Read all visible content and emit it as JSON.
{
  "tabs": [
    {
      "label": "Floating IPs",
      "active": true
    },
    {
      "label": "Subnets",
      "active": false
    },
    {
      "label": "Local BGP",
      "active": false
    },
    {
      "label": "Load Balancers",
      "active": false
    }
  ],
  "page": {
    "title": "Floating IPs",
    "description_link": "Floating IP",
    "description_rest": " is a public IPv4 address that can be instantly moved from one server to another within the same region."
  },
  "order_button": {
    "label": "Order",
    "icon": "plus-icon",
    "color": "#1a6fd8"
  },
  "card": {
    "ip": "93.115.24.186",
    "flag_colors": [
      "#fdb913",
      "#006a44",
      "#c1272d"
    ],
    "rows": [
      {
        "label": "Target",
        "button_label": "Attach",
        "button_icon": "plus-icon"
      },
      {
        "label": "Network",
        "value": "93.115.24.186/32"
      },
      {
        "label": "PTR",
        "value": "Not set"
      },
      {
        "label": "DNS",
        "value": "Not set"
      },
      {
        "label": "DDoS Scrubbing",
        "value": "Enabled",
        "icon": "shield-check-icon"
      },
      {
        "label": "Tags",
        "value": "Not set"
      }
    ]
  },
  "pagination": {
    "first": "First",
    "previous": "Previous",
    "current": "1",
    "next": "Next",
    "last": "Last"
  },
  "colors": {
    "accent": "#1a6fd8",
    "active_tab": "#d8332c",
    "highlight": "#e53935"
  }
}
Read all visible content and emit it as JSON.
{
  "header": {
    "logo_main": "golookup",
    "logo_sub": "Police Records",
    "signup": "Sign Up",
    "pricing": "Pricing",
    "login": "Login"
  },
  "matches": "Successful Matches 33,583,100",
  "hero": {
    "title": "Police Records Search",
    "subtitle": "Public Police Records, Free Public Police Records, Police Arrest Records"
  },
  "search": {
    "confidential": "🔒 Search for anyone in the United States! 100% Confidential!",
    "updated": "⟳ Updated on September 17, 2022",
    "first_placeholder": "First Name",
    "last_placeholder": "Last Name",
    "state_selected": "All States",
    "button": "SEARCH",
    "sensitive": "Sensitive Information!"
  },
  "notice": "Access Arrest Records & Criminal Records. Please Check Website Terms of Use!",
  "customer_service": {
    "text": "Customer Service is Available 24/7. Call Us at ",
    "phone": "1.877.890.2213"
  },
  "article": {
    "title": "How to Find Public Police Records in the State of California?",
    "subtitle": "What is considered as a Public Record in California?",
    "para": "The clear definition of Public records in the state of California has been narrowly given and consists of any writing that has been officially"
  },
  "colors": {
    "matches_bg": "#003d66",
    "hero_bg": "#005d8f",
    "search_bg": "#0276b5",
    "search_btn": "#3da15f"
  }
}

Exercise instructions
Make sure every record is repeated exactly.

Output
Read all visible content and emit it as JSON.
{
  "tabs": [
    {
      "label": "Floating IPs",
      "active": true
    },
    {
      "label": "Subnets",
      "active": false
    },
    {
      "label": "Local BGP",
      "active": false
    },
    {
      "label": "Load Balancers",
      "active": false
    }
  ],
  "page": {
    "title": "Floating IPs",
    "description_link": "Floating IP",
    "description_rest": " is a public IPv4 address that can be instantly moved from one server to another within the same region."
  },
  "order_button": {
    "label": "Order",
    "icon": "plus-icon",
    "color": "#1a6fd8"
  },
  "card": {
    "ip": "93.115.24.186",
    "flag_colors": [
      "#fdb913",
      "#006a44",
      "#c1272d"
    ],
    "rows": [
      {
        "label": "Target",
        "button_label": "Attach",
        "button_icon": "plus-icon"
      },
      {
        "label": "Network",
        "value": "93.115.24.186/32"
      },
      {
        "label": "PTR",
        "value": "Not set"
      },
      {
        "label": "DNS",
        "value": "Not set"
      },
      {
        "label": "DDoS Scrubbing",
        "value": "Enabled",
        "icon": "shield-check-icon"
      },
      {
        "label": "Tags",
        "value": "Not set"
      }
    ]
  },
  "pagination": {
    "first": "First",
    "previous": "Previous",
    "current": "1",
    "next": "Next",
    "last": "Last"
  },
  "colors": {
    "accent": "#1a6fd8",
    "active_tab": "#d8332c",
    "highlight": "#e53935"
  }
}
Read all visible content and emit it as JSON.
{
  "header": {
    "logo_main": "golookup",
    "logo_sub": "Police Records",
    "signup": "Sign Up",
    "pricing": "Pricing",
    "login": "Login"
  },
  "matches": "Successful Matches 33,583,100",
  "hero": {
    "title": "Police Records Search",
    "subtitle": "Public Police Records, Free Public Police Records, Police Arrest Records"
  },
  "search": {
    "confidential": "🔒 Search for anyone in the United States! 100% Confidential!",
    "updated": "⟳ Updated on September 17, 2022",
    "first_placeholder": "First Name",
    "last_placeholder": "Last Name",
    "state_selected": "All States",
    "button": "SEARCH",
    "sensitive": "Sensitive Information!"
  },
  "notice": "Access Arrest Records & Criminal Records. Please Check Website Terms of Use!",
  "customer_service": {
    "text": "Customer Service is Available 24/7. Call Us at ",
    "phone": "1.877.890.2213"
  },
  "article": {
    "title": "How to Find Public Police Records in the State of California?",
    "subtitle": "What is considered as a Public Record in California?",
    "para": "The clear definition of Public records in the state of California has been narrowly given and consists of any writing that has been officially"
  },
  "colors": {
    "matches_bg": "#003d66",
    "hero_bg": "#005d8f",
    "search_bg": "#0276b5",
    "search_btn": "#3da15f"
  }
}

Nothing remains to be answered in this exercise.